LINKS
2011-11-16 / News

Midlothian’s MillWorks opens with ribbon-cutting

By Nancy Nusser
News Editor


Last week’s ribbon-cutting at the MillWorks at the Green office park, in the Village of Midlothian, marked the completion of eight buildings now ready for occupants. 
Page Dowdy/Chesterfield Observer Last week’s ribbon-cutting at the MillWorks at the Green office park, in the Village of Midlothian, marked the completion of eight buildings now ready for occupants. Page Dowdy/Chesterfield Observer A $30 million office park with a public plaza, a library and a café officially opened last week with a ribbon-cutting ceremony attended by builders, citizens’ groups, and county officials.

The MillWorks at the Green is part of a longtime and ongoing effort to bring “new urbanism” to Midlothian, according to Tom Garner, a developer and philanthropist who worked in partnership with Woolfolk Construction to build MillWorks.

The hope, he said, is that MillWorks will be part of creating a “very livable place.

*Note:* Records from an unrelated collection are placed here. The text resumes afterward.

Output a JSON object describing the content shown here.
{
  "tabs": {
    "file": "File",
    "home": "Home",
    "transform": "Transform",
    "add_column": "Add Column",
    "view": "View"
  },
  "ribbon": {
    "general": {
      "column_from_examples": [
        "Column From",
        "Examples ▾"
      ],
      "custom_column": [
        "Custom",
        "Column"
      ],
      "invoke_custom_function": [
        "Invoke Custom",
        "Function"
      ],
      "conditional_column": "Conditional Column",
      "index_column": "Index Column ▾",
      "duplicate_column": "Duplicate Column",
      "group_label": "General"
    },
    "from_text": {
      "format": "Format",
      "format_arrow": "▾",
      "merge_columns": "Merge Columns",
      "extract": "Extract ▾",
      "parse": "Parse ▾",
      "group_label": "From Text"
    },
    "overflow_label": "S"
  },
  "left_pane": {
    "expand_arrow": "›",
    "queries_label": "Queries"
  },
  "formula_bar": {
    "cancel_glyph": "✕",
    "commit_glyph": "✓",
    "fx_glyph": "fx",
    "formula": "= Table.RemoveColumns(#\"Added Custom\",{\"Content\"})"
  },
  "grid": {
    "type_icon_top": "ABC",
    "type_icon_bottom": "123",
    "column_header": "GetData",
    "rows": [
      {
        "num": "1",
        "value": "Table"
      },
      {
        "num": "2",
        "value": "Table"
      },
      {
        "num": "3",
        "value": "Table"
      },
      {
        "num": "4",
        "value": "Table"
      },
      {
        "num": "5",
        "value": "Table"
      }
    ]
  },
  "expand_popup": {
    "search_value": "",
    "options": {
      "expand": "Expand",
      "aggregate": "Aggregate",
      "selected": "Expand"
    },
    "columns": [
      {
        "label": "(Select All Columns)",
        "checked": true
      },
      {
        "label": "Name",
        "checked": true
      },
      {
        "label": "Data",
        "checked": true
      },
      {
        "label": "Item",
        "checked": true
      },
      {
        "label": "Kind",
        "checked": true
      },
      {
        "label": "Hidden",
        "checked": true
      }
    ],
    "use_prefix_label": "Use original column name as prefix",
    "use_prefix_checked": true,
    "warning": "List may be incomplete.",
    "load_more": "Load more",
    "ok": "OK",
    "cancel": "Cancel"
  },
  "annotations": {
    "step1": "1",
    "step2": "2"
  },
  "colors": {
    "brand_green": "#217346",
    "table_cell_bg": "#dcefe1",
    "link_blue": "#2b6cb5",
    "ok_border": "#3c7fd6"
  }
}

You can park on the street. You can go to your audiologist – go to the café.” The office park already has one renter, an audiologist, and others are in negotiations for space, Garner said.

When completed over the next four years, MillWorks will be a 13-building, 149,600- square-foot office park that incorporates the Midlothian Branch Library. The entry drive to the library already has been moved, so it is now accessible from Woolridge Road as well as Coalfield Road.

The development also includes a public plaza, with a sculpture, which sits between the library and café.

Garner said everything has been built to create a comfortable space for people to live as well as work and shop. All of the walls in the development have been built at a height comfortable for sitting. The area is lighted by gooseneck lamps. There are sidewalks and “lots of good landscaping,” Garner said.

MillWorks is one of a number of projects that Garner is developing with the idea of making Midlothian a “neo-traditional village” that evokes the area’s coal mining history. Work started last week on an amphitheater that is to be built across the street from Mid- Lothian Mines Park. A reproduction of a pulley-drawn headstock, the apparatus that lowered and raised miners, will be erected in the park to give it a theme, he said.

Charles Batchelor, a committee chair for the Village of Midlothian Volunteer Coalition, said that MillWorks “is good for the community, good for business” because, “you have a sense of place here. You feel this is something different. You can say you’re part of the Village of Midlothian – a community.”

Return to top